The first long-acting injectable antipsychotic, fluphenazine decanoate, became available 45 years ago. Haloperidol decanoate came on the market in 1986.
Cummings said the idea for the clinic occurred to him 8 or 9 years ago: The "decanoates," as he put it, were being prescribed at the facility, and extended-release naltrexone injectable suspension had become available but was cost-prohibitive for inpatient use.
"You can kind of intuitively feel that this [outpatient injection clinic] is going to be something needed for psychiatry because you know that you have patients that go out and they're not compliant with their psychiatric medication," he said.
The facility's administrators, Cummings said, had envisioned staffing the clinic with a nurse who would inject the medications and be paid less than a pharmacist.
But he saw an advantage to having a pharmacist in the clinic to dispense the medications that would be injected.
Then, when the Kentucky Board of Pharmacy added "administration of medications or biologics in the course of dispensing or maintaining a prescription drug order" to the definition of the practice of pharmacy, the answer to the question of who should staff the clinic became obvious.
"Bring in a pharmacist to dispense and administer," Cummings recalled, emphasizing the ability of a pharmacist but not a nurse "to capture that dispensing fee."
He brought in Conzelman, who had been employed at the inpatient facility as an as-needed pharmacy technician while earning his degree and worked earlier there as a mental healthcare technician.
And Cummings hired a medication access coordinator, not a pharmacy technician, for the clinic.
In explaining his hiring decision to the physicians, he said the medication access coordinator, not them, would devote time to obtaining prior authorizations for the long-acting injectable drugs.
That new hire, Jasmine Douglas, "was on the side of trying to reject claims" at her previous employer, a for-profit third-party payer, Cummings said. "Now she's helping get people what they need, what they want."
The clinic has an infusion pharmacy permit and the same address as the inpatient facility, which participates in the 340B Drug Pricing Program.
Cummings said Medicaid accounts for a small percentage of the clinic's payers, with the rest being commercial insurers.
Lacking a computerized outpatient billing system, the clinic bills for medications in cooperation with KentuckyOne Health's specialty pharmacy, he noted. Once a billing system is in place, perhaps in July, he said, the clinic will be able to bill for medication administration and medication therapy management services.
The prescribers, Conzelman said, hail from the inpatient facility, the outpatient program for patients trying to recover from alcohol or opioid dependency, and the larger community.
In processing antipsychotic prescriptions written by outpatient physicians, Conzelman calls their offices to confirm that the patients had been receiving oral therapy and ask about possible hypersensitivity to the drug.
All the patients, he said, are at least 18 years old, save for the fairly large 17-year-old boy for whom special approval from the insurance company's medical director was obtained.
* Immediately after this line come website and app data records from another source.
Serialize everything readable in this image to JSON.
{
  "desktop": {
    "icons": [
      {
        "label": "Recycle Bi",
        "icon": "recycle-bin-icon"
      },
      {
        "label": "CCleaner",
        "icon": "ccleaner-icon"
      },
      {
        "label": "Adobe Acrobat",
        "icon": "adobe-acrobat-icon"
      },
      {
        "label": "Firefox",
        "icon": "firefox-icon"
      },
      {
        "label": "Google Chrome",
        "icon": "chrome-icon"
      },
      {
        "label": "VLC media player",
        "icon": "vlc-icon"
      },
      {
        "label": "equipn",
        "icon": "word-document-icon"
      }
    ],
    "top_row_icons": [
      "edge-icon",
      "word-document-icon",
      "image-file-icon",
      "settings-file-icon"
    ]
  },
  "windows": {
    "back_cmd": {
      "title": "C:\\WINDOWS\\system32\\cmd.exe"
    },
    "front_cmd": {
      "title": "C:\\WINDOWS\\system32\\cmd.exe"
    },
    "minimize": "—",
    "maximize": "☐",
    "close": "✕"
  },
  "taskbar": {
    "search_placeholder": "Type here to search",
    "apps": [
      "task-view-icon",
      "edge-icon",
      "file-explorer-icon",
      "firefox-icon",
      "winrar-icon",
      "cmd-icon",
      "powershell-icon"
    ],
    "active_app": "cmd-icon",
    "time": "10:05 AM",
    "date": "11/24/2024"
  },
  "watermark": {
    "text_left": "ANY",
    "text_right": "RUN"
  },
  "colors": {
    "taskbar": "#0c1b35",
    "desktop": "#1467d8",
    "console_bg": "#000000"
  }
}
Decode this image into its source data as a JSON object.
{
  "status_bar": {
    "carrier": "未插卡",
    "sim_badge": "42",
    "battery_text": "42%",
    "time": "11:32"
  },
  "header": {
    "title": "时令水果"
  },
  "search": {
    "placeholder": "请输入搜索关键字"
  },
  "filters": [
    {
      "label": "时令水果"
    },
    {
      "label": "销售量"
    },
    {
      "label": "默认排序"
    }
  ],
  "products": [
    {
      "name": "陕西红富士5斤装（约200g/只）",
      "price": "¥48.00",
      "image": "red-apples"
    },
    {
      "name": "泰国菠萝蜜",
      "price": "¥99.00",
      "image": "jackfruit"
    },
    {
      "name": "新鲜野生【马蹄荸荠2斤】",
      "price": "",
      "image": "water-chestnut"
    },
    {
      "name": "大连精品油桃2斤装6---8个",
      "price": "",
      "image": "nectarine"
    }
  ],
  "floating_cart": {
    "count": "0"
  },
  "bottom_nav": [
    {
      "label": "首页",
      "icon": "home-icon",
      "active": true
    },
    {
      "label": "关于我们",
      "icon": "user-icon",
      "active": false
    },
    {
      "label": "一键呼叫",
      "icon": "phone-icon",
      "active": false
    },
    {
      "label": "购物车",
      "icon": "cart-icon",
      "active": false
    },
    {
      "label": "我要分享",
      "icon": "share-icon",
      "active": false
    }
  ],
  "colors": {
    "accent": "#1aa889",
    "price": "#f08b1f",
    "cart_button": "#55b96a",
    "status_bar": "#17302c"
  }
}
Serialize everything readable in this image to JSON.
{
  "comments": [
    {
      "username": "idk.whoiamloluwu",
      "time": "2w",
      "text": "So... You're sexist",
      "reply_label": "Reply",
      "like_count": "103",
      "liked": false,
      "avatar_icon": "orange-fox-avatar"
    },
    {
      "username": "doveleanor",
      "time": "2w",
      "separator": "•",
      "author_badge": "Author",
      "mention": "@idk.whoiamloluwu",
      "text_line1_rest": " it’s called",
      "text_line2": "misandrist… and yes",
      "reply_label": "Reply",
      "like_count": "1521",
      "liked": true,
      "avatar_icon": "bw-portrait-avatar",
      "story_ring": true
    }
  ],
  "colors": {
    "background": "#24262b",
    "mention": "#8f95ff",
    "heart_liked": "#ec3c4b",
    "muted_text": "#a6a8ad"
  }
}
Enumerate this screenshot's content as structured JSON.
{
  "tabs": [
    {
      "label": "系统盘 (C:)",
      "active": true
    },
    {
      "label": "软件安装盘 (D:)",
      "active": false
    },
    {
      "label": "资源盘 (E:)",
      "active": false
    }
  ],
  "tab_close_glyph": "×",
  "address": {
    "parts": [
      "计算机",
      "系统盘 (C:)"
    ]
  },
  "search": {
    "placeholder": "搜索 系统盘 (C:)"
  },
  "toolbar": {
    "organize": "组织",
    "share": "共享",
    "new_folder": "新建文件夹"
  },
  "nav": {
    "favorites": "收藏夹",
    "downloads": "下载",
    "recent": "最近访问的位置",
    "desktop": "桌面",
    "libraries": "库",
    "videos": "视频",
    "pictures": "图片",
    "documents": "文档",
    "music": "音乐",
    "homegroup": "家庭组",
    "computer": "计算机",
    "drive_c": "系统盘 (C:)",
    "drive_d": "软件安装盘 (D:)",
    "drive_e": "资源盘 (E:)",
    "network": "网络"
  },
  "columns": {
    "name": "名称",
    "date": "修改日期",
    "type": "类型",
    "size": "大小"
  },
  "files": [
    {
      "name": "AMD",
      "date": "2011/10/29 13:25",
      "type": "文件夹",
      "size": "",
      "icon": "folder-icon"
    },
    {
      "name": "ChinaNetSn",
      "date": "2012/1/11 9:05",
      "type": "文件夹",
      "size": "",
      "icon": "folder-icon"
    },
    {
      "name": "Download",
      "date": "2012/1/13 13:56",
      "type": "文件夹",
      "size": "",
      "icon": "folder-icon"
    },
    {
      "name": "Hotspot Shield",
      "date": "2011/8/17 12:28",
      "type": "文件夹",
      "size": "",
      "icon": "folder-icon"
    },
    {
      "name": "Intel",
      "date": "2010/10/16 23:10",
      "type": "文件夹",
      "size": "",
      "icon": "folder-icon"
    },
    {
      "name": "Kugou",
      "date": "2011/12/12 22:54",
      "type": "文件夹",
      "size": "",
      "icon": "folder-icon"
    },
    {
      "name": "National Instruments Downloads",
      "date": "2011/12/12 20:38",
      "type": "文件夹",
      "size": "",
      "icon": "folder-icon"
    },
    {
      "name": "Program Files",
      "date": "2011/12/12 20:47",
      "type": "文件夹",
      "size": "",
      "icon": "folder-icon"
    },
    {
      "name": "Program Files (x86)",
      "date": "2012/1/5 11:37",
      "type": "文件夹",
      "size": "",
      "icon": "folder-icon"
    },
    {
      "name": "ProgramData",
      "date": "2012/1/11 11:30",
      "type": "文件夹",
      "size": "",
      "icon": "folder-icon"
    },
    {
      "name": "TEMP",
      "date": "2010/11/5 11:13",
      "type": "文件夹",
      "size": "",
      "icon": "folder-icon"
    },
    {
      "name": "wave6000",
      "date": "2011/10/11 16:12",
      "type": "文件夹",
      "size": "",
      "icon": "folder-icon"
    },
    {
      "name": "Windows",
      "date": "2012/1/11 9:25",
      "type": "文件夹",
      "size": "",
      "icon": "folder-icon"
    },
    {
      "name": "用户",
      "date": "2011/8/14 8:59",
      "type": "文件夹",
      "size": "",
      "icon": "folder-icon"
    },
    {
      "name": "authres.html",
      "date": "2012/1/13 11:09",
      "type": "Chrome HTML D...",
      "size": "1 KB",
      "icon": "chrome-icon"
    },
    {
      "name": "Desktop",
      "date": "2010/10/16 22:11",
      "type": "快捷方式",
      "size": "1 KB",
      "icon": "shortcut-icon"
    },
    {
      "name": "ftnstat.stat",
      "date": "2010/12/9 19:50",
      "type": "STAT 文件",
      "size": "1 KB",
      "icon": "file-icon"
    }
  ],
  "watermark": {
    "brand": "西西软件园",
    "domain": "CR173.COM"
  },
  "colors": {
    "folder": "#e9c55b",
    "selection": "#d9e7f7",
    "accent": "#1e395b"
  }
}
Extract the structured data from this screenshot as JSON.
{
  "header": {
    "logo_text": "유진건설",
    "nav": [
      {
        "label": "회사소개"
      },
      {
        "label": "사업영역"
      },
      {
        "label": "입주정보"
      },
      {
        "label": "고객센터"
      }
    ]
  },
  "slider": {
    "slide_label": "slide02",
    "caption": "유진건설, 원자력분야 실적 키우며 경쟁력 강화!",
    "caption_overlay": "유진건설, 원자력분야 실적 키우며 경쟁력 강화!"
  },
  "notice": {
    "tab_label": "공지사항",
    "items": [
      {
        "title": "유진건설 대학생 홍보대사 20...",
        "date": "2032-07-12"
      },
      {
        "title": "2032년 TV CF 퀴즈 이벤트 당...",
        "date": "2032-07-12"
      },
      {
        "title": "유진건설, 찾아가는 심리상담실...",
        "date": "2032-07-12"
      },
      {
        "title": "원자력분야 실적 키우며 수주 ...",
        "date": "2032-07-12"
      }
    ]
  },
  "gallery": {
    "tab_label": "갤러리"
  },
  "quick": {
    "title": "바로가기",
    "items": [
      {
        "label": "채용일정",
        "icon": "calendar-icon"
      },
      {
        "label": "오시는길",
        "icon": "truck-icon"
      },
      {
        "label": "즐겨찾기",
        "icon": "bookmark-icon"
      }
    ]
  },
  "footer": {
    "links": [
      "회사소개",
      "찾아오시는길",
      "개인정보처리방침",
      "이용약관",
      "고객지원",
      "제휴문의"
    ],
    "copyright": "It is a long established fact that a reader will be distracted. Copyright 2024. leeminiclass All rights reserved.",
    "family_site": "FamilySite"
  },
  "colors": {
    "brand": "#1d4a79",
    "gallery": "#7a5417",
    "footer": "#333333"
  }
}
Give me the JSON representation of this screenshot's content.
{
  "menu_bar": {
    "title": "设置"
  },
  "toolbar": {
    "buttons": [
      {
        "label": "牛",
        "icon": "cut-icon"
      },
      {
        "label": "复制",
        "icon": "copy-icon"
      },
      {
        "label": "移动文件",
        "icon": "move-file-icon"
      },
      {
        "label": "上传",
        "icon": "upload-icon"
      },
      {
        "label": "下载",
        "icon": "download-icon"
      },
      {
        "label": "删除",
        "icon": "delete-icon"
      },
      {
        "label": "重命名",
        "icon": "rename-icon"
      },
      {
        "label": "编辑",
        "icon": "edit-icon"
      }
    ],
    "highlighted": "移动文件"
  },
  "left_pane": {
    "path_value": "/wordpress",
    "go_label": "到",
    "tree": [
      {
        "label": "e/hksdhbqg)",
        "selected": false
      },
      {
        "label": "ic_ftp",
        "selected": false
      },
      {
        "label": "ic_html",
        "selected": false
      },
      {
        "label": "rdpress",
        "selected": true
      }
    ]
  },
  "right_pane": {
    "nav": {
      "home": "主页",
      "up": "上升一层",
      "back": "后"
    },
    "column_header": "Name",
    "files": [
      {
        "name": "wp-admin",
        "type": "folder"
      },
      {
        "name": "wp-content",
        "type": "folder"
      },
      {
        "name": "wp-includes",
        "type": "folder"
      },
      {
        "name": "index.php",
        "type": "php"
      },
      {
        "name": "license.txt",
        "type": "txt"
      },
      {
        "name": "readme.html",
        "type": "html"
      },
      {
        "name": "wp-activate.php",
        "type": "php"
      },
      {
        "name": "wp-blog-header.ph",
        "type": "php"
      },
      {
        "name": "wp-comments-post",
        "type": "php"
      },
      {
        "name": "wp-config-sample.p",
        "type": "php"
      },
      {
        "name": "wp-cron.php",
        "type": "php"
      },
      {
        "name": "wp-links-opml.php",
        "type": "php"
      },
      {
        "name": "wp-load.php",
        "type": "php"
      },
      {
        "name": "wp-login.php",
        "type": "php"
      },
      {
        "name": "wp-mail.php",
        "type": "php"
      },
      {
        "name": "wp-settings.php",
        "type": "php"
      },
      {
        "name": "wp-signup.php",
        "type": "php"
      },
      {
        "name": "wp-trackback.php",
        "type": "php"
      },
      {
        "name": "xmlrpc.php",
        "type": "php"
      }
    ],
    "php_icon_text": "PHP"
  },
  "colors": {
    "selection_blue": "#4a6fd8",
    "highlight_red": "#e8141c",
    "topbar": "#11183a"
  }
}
"We're averaging 2 or 3 [injections] per day," Conzelman said, adding that the clinic has been fielding a lot of phone calls about extended-release naltrexone injectable suspension.
So far, he said, 25–30% of the injections given at the clinic have been for opioid- and alcohol-dependence treatment.
Cummings said some of the clinic's calls have come from people who want such treatment but don't have a willing prescriber.
So he has been working on involving a nurse practitioner to ease the prescribing process for those inquirers.
Cummings, who describes heroin-addiction treatment with methadone as "substituting a beer for a bourbon," favors naltrexone for treating opioid addiction.
The opioid antagonist, he said, offers "a cleaner way to treat people" addicted to alcohol or opioids.
[This news story appears in the June 1, 2017, issue of AJHP.]